According to my own understanding, the word “work” can be defined as the physical or mental effort exerted by an individual to accomplish a task or achieve a specific outcome. Work can encompass a broad range of activities, including employment, chores, creative endeavors, or any other purposeful endeavor that requires active engagement and effort.
Do all people naturally have a desire to work?
The question of whether everyone naturally has a desire to work is complex and multifaceted. It is important to acknowledge that individual motivations for work can vary greatly, influenced by personal traits, cultural norms, socioeconomic factors, and other contextual elements. However, from an evolutionary perspective, humans have historically engaged in work as a means of survival and social cohesion. Thus, on a fundamental level, it can be argued that there is a natural inclination towards work ingrained in human nature.
Psychological theories propose that people are driven by a combination of intrinsic and extrinsic factors when it comes to work motivation. Intrinsic motivation refers to the internal desire to engage in an activity for the inherent satisfaction it brings, while extrinsic motivation arises from external factors such as rewards, recognition, or social expectations. Different individuals may prioritize these motivations differently.

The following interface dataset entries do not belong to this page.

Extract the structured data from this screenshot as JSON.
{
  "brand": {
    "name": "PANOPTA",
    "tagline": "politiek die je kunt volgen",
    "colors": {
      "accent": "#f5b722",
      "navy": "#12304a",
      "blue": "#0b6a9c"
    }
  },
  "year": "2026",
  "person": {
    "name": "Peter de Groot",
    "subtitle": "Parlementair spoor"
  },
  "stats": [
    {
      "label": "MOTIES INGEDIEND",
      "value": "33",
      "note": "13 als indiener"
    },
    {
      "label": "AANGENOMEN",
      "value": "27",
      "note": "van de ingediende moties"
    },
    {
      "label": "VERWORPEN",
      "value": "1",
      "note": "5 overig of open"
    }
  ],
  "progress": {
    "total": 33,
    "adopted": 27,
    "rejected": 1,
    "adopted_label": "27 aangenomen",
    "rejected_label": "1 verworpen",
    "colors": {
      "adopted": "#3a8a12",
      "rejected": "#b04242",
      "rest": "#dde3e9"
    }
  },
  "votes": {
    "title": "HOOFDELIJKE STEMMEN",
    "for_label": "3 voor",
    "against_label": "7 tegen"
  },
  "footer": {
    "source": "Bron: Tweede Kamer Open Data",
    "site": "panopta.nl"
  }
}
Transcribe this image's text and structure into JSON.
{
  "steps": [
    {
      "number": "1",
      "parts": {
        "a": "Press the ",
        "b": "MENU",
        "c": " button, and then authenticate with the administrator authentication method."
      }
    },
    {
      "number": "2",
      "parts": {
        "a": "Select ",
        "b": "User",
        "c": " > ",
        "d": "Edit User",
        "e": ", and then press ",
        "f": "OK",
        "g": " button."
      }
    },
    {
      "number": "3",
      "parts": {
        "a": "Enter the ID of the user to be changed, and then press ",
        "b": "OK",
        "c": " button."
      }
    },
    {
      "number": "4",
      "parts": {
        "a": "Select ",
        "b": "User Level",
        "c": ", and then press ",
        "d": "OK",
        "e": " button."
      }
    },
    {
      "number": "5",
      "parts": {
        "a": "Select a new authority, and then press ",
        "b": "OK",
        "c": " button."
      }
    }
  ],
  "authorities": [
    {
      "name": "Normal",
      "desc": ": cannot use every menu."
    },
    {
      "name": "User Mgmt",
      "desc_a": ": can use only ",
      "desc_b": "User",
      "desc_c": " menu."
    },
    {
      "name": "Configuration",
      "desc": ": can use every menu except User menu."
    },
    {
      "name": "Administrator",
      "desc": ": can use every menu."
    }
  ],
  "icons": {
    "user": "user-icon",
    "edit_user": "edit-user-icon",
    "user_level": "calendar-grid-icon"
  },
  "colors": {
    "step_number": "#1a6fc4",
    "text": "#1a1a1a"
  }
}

While it is reasonable to assume that a majority of individuals have at least some level of desire to work, there can be variations in the degree to which this desire is present. Factors such as individual personality traits, personal goals, and fulfillment of basic needs can influence work motivation. For example, individuals with a high need for achievement or a strong work ethic may have a stronger natural desire to work compared to those who prioritize leisure, stagnation, or other life domains.
Furthermore, societal factors, such as economic conditions and cultural values, can shape attitudes towards work. In societies where work is perceived as a means of survival and social worth, individuals may feel a stronger sense of obligation or even pressure to participate in productive activities. On the other hand, in societies that emphasize leisure, personal fulfillment, or non-traditional forms of work, the natural desire to work may be less prevalent. Therefore, while a general inclination towards work may exist on a broader scale, individual variances and societal influences can result in differences in the natural desire to work.

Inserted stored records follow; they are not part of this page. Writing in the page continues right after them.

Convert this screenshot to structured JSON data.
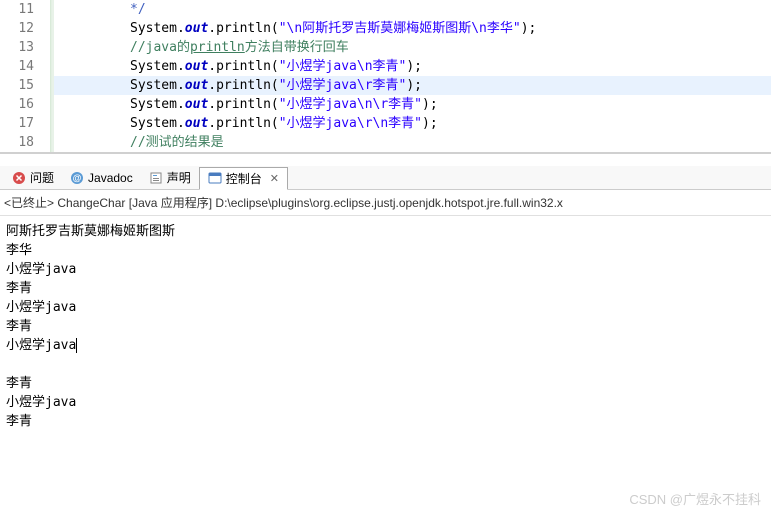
{
  "editor": {
    "lines": [
      {
        "num": "11",
        "type": "comment-end",
        "text": "*/"
      },
      {
        "num": "12",
        "type": "println",
        "str": "\"\\n阿斯托罗吉斯莫娜梅姬斯图斯\\n李华\""
      },
      {
        "num": "13",
        "type": "comment",
        "text": "//java的println方法自带换行回车"
      },
      {
        "num": "14",
        "type": "println",
        "str": "\"小煜学java\\n李青\""
      },
      {
        "num": "15",
        "type": "println",
        "str": "\"小煜学java\\r李青\"",
        "highlighted": true
      },
      {
        "num": "16",
        "type": "println",
        "str": "\"小煜学java\\n\\r李青\""
      },
      {
        "num": "17",
        "type": "println",
        "str": "\"小煜学java\\r\\n李青\""
      },
      {
        "num": "18",
        "type": "comment",
        "text": "//测试的结果是"
      }
    ],
    "system": "System",
    "out": "out",
    "println": "println"
  },
  "tabs": {
    "problems": "问题",
    "javadoc": "Javadoc",
    "declaration": "声明",
    "console": "控制台"
  },
  "terminated": "<已终止> ChangeChar [Java 应用程序] D:\\eclipse\\plugins\\org.eclipse.justj.openjdk.hotspot.jre.full.win32.x",
  "console_output": [
    "阿斯托罗吉斯莫娜梅姬斯图斯",
    "李华",
    "小煜学java",
    "李青",
    "小煜学java",
    "李青",
    "小煜学java",
    "",
    "李青",
    "小煜学java",
    "李青"
  ],
  "watermark": "CSDN @广煜永不挂科"
}
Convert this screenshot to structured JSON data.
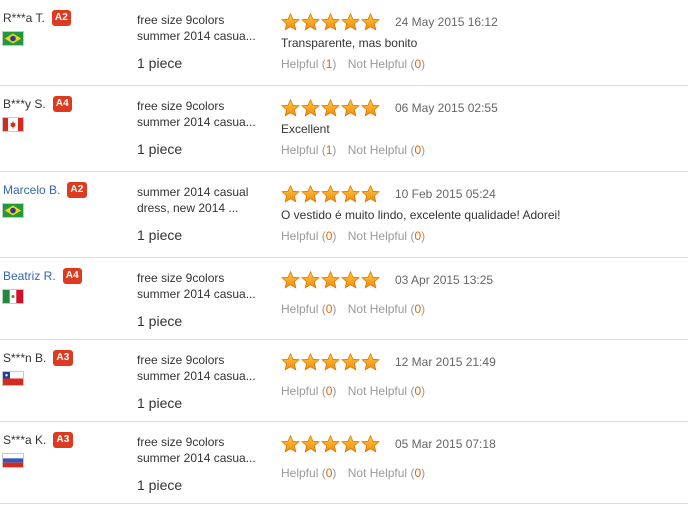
{
  "colors": {
    "badge": "#dd3b1f",
    "star": "#f7a11a",
    "link_name": "#3366aa",
    "helpful_count": "#e56600",
    "divider": "#d9d9d9"
  },
  "reviews": [
    {
      "buyer": "R***a T.",
      "name_is_link": false,
      "level": "A2",
      "country_flag": "brazil-flag",
      "product": "free size 9colors summer 2014 casua...",
      "quantity": "1 piece",
      "stars": 5,
      "date": "24 May 2015 16:12",
      "comment": "Transparente, mas bonito",
      "helpful_label": "Helpful",
      "helpful_count": "1",
      "not_helpful_label": "Not Helpful",
      "not_helpful_count": "0"
    },
    {
      "buyer": "B***y S.",
      "name_is_link": false,
      "level": "A4",
      "country_flag": "canada-flag",
      "product": "free size 9colors summer 2014 casua...",
      "quantity": "1 piece",
      "stars": 5,
      "date": "06 May 2015 02:55",
      "comment": "Excellent",
      "helpful_label": "Helpful",
      "helpful_count": "1",
      "not_helpful_label": "Not Helpful",
      "not_helpful_count": "0"
    },
    {
      "buyer": "Marcelo B.",
      "name_is_link": true,
      "level": "A2",
      "country_flag": "brazil-flag",
      "product": "summer 2014 casual dress, new 2014 ...",
      "quantity": "1 piece",
      "stars": 5,
      "date": "10 Feb 2015 05:24",
      "comment": "O vestido é muito lindo, excelente qualidade! Adorei!",
      "helpful_label": "Helpful",
      "helpful_count": "0",
      "not_helpful_label": "Not Helpful",
      "not_helpful_count": "0"
    },
    {
      "buyer": "Beatriz R.",
      "name_is_link": true,
      "level": "A4",
      "country_flag": "mexico-flag",
      "product": "free size 9colors summer 2014 casua...",
      "quantity": "1 piece",
      "stars": 5,
      "date": "03 Apr 2015 13:25",
      "comment": "",
      "helpful_label": "Helpful",
      "helpful_count": "0",
      "not_helpful_label": "Not Helpful",
      "not_helpful_count": "0"
    },
    {
      "buyer": "S***n B.",
      "name_is_link": false,
      "level": "A3",
      "country_flag": "chile-flag",
      "product": "free size 9colors summer 2014 casua...",
      "quantity": "1 piece",
      "stars": 5,
      "date": "12 Mar 2015 21:49",
      "comment": "",
      "helpful_label": "Helpful",
      "helpful_count": "0",
      "not_helpful_label": "Not Helpful",
      "not_helpful_count": "0"
    },
    {
      "buyer": "S***a K.",
      "name_is_link": false,
      "level": "A3",
      "country_flag": "russia-flag",
      "product": "free size 9colors summer 2014 casua...",
      "quantity": "1 piece",
      "stars": 5,
      "date": "05 Mar 2015 07:18",
      "comment": "",
      "helpful_label": "Helpful",
      "helpful_count": "0",
      "not_helpful_label": "Not Helpful",
      "not_helpful_count": "0"
    }
  ]
}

Overvalued and undervalued work in society:
The concept of value in relation to work is subjective and heavily influenced by societal norms, cultural beliefs, and economic systems. Consequently, there are instances where certain types of work may be overvalued or undervalued by society.

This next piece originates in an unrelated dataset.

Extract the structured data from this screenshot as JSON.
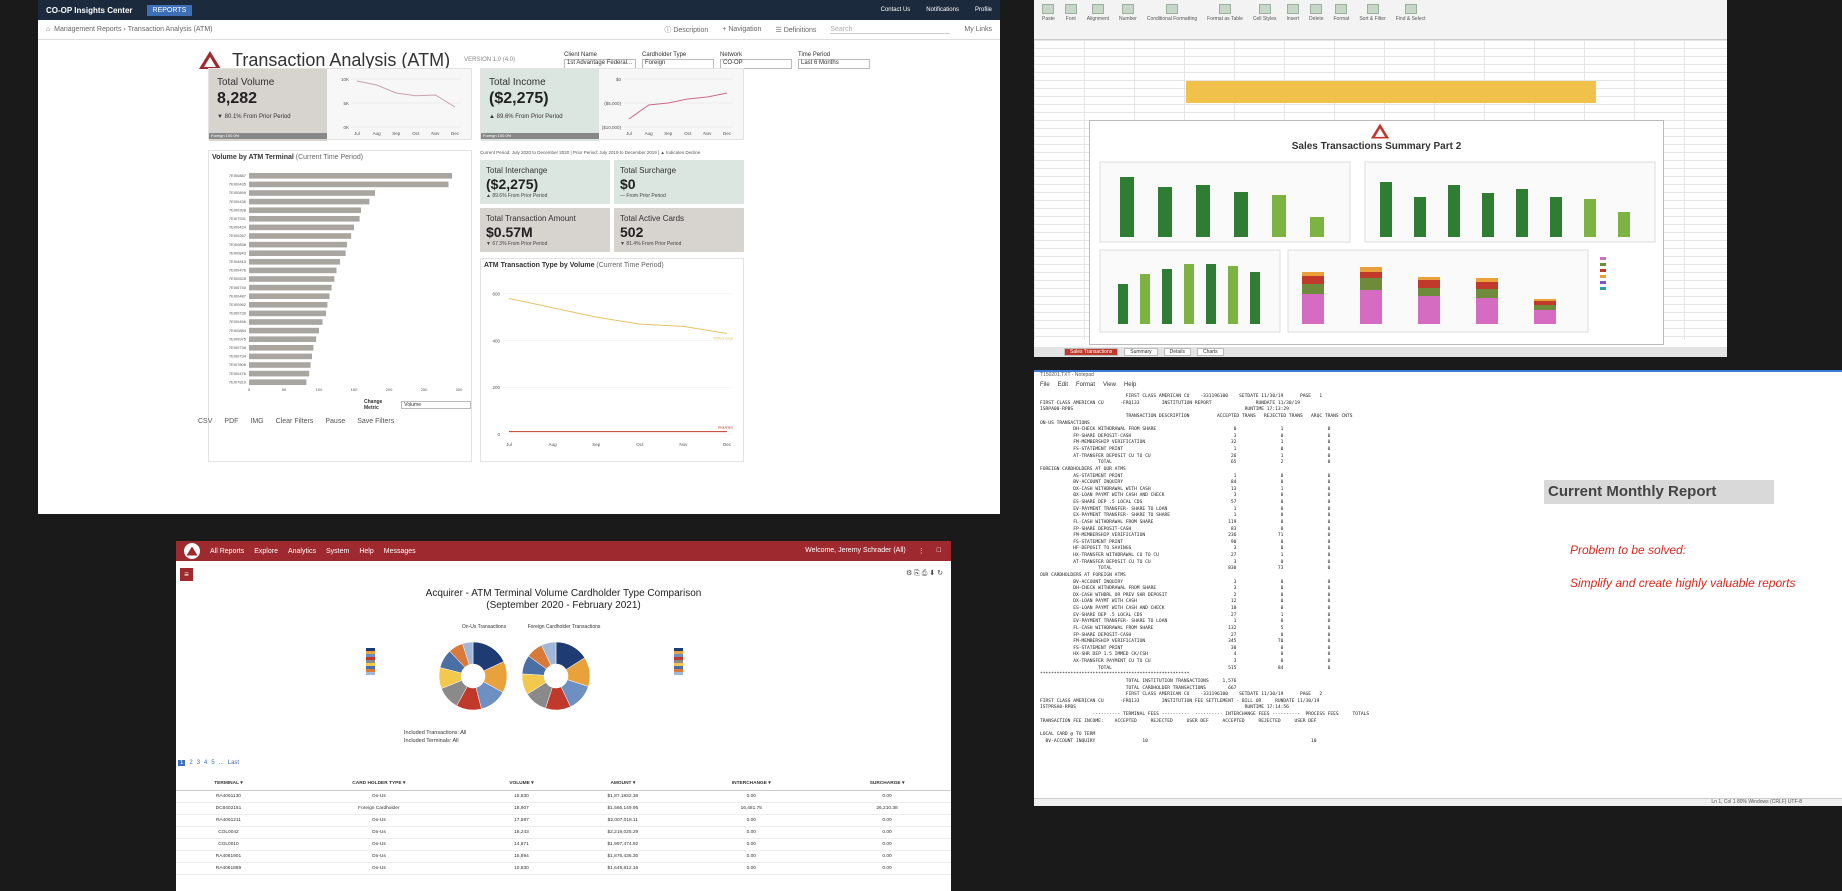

Society often confers higher value and recognition to occupations that require specialized skills, education, or training, such as doctors, lawyers, or engineers. These professions often enjoy higher social status and financial compensation due to the perceived uniqueness and significance of their contributions. Conversely, occupations that are perceived as low-skilled or requiring less education, such as manual labor, domestic work, or service industry jobs, are often undervalued and receive lower compensation and recognition.
This disparity in valuation can be attributed to various factors, including cultural biases, power dynamics, and economic forces. Historical gender norms, for example, have resulted in traditionally female-dominated professions, such as nursing or primary school teaching, being undervalued compared to predominantly male professions, such as engineering or finance.
Additionally, the capitalist economic system tends to place a higher value on work that generates more financial profit or contributes to economic growth. This can lead to the undervaluation of professions that are essential for societal well-being but do not generate significant financial returns, such as caregiving, social work, or environmental conservation.
In conclusion, while it is reasonable to assert that a natural inclination towards work exists in most individuals, the degree of desire can vary greatly depending on individual traits, motivations, and societal influences. Furthermore, the valuation of work in society is subjective and can lead to certain types of work being overvalued or undervalued. Acknowledging these complexities is crucial when examining work motivation and societal perceptions of different types of work.